■ **WHAT IS NEEDED**
Make an exact copy of the entries below with the pictures removed.

++++++++++++++++++++

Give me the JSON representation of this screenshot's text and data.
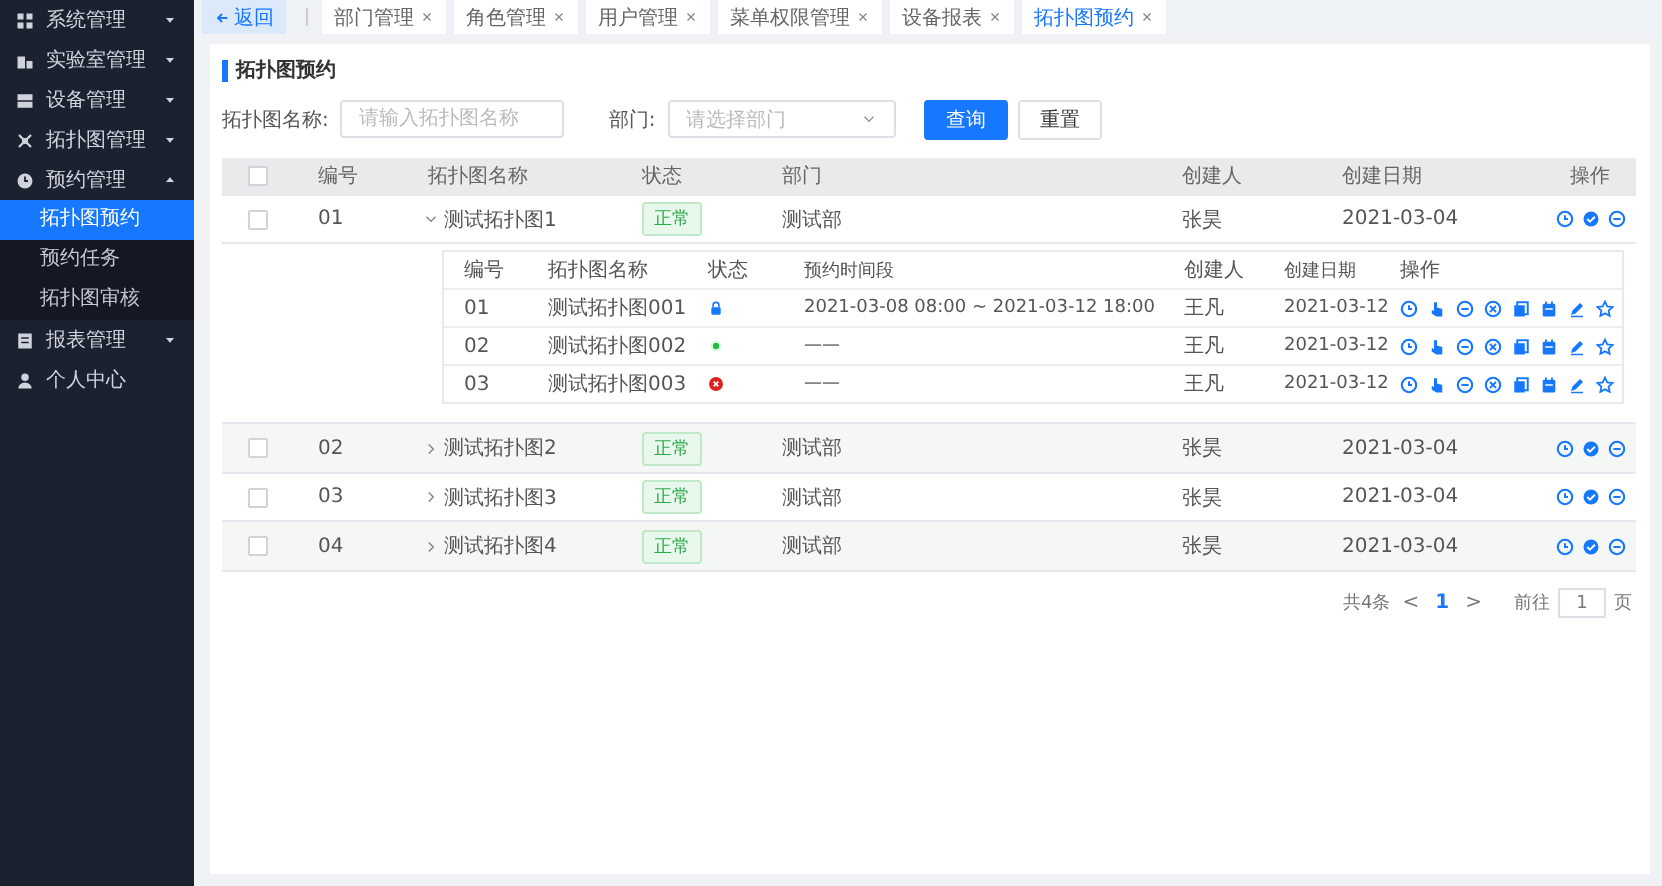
{
  "sidebar": {
    "items": [
      {
        "label": "系统管理",
        "kind": "group",
        "expanded": false
      },
      {
        "label": "实验室管理",
        "kind": "group",
        "expanded": false
      },
      {
        "label": "设备管理",
        "kind": "group",
        "expanded": false
      },
      {
        "label": "拓扑图管理",
        "kind": "group",
        "expanded": false
      },
      {
        "label": "预约管理",
        "kind": "group",
        "expanded": true,
        "children": [
          {
            "label": "拓扑图预约",
            "selected": true
          },
          {
            "label": "预约任务",
            "selected": false
          },
          {
            "label": "拓扑图审核",
            "selected": false
          }
        ]
      },
      {
        "label": "报表管理",
        "kind": "group",
        "expanded": false
      },
      {
        "label": "个人中心",
        "kind": "link"
      }
    ]
  },
  "back_button": "返回",
  "tabs": [
    {
      "label": "部门管理",
      "selected": false
    },
    {
      "label": "角色管理",
      "selected": false
    },
    {
      "label": "用户管理",
      "selected": false
    },
    {
      "label": "菜单权限管理",
      "selected": false
    },
    {
      "label": "设备报表",
      "selected": false
    },
    {
      "label": "拓扑图预约",
      "selected": true
    }
  ],
  "page_title": "拓扑图预约",
  "filters": [
    {
      "label": "拓扑图名称:",
      "kind": "text",
      "placeholder": "请输入拓扑图名称"
    },
    {
      "label": "部门:",
      "kind": "select",
      "placeholder": "请选择部门"
    }
  ],
  "buttons": [
    {
      "label": "查询",
      "kind": "primary"
    },
    {
      "label": "重置",
      "kind": "default"
    }
  ],
  "table": {
    "header_checked": false,
    "columns": [
      "编号",
      "拓扑图名称",
      "状态",
      "部门",
      "创建人",
      "创建日期",
      "操作"
    ],
    "rows": [
      {
        "checked": false,
        "expanded": true,
        "id": "01",
        "name": "测试拓扑图1",
        "status": "正常",
        "dept": "测试部",
        "creator": "张昊",
        "date": "2021-03-04",
        "sub_table": {
          "columns": [
            "编号",
            "拓扑图名称",
            "状态",
            "预约时间段",
            "创建人",
            "创建日期",
            "操作"
          ],
          "rows": [
            {
              "id": "01",
              "name": "测试拓扑图001",
              "kind": "locked",
              "period": "2021-03-08  08:00  ~  2021-03-12  18:00",
              "creator": "王凡",
              "date": "2021-03-12"
            },
            {
              "id": "02",
              "name": "测试拓扑图002",
              "kind": "active",
              "period": "——",
              "creator": "王凡",
              "date": "2021-03-12"
            },
            {
              "id": "03",
              "name": "测试拓扑图003",
              "kind": "error",
              "period": "——",
              "creator": "王凡",
              "date": "2021-03-12"
            }
          ]
        }
      },
      {
        "checked": false,
        "expanded": false,
        "id": "02",
        "name": "测试拓扑图2",
        "status": "正常",
        "dept": "测试部",
        "creator": "张昊",
        "date": "2021-03-04"
      },
      {
        "checked": false,
        "expanded": false,
        "id": "03",
        "name": "测试拓扑图3",
        "status": "正常",
        "dept": "测试部",
        "creator": "张昊",
        "date": "2021-03-04"
      },
      {
        "checked": false,
        "expanded": false,
        "id": "04",
        "name": "测试拓扑图4",
        "status": "正常",
        "dept": "测试部",
        "creator": "张昊",
        "date": "2021-03-04"
      }
    ]
  },
  "pagination": {
    "total": "共4条",
    "prev": "<",
    "pages": [
      {
        "label": "1",
        "selected": true
      }
    ],
    "next": ">",
    "goto_label": "前往",
    "goto_value": "1",
    "goto_suffix": "页"
  }
}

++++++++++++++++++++

■ **RESULT**
Give me the JSON representation of this screenshot's text and data.
{
  "sidebar": {
    "items": [
      {
        "label": "系统管理",
        "kind": "group",
        "expanded": false
      },
      {
        "label": "实验室管理",
        "kind": "group",
        "expanded": false
      },
      {
        "label": "设备管理",
        "kind": "group",
        "expanded": false
      },
      {
        "label": "拓扑图管理",
        "kind": "group",
        "expanded": false
      },
      {
        "label": "预约管理",
        "kind": "group",
        "expanded": true,
        "children": [
          {
            "label": "拓扑图预约",
            "selected": true
          },
          {
            "label": "预约任务",
            "selected": false
          },
          {
            "label": "拓扑图审核",
            "selected": false
          }
        ]
      },
      {
        "label": "报表管理",
        "kind": "group",
        "expanded": false
      },
      {
        "label": "个人中心",
        "kind": "link"
      }
    ]
  },
  "back_button": "返回",
  "tabs": [
    {
      "label": "部门管理",
      "selected": false
    },
    {
      "label": "角色管理",
      "selected": false
    },
    {
      "label": "用户管理",
      "selected": false
    },
    {
      "label": "菜单权限管理",
      "selected": false
    },
    {
      "label": "设备报表",
      "selected": false
    },
    {
      "label": "拓扑图预约",
      "selected": true
    }
  ],
  "page_title": "拓扑图预约",
  "filters": [
    {
      "label": "拓扑图名称:",
      "kind": "text",
      "placeholder": "请输入拓扑图名称"
    },
    {
      "label": "部门:",
      "kind": "select",
      "placeholder": "请选择部门"
    }
  ],
  "buttons": [
    {
      "label": "查询",
      "kind": "primary"
    },
    {
      "label": "重置",
      "kind": "default"
    }
  ],
  "table": {
    "header_checked": false,
    "columns": [
      "编号",
      "拓扑图名称",
      "状态",
      "部门",
      "创建人",
      "创建日期",
      "操作"
    ],
    "rows": [
      {
        "checked": false,
        "expanded": true,
        "id": "01",
        "name": "测试拓扑图1",
        "status": "正常",
        "dept": "测试部",
        "creator": "张昊",
        "date": "2021-03-04",
        "sub_table": {
          "columns": [
            "编号",
            "拓扑图名称",
            "状态",
            "预约时间段",
            "创建人",
            "创建日期",
            "操作"
          ],
          "rows": [
            {
              "id": "01",
              "name": "测试拓扑图001",
              "kind": "locked",
              "period": "2021-03-08  08:00  ~  2021-03-12  18:00",
              "creator": "王凡",
              "date": "2021-03-12"
            },
            {
              "id": "02",
              "name": "测试拓扑图002",
              "kind": "active",
              "period": "——",
              "creator": "王凡",
              "date": "2021-03-12"
            },
            {
              "id": "03",
              "name": "测试拓扑图003",
              "kind": "error",
              "period": "——",
              "creator": "王凡",
              "date": "2021-03-12"
            }
          ]
        }
      },
      {
        "checked": false,
        "expanded": false,
        "id": "02",
        "name": "测试拓扑图2",
        "status": "正常",
        "dept": "测试部",
        "creator": "张昊",
        "date": "2021-03-04"
      },
      {
        "checked": false,
        "expanded": false,
        "id": "03",
        "name": "测试拓扑图3",
        "status": "正常",
        "dept": "测试部",
        "creator": "张昊",
        "date": "2021-03-04"
      },
      {
        "checked": false,
        "expanded": false,
        "id": "04",
        "name": "测试拓扑图4",
        "status": "正常",
        "dept": "测试部",
        "creator": "张昊",
        "date": "2021-03-04"
      }
    ]
  },
  "pagination": {
    "total": "共4条",
    "prev": "<",
    "pages": [
      {
        "label": "1",
        "selected": true
      }
    ],
    "next": ">",
    "goto_label": "前往",
    "goto_value": "1",
    "goto_suffix": "页"
  }
}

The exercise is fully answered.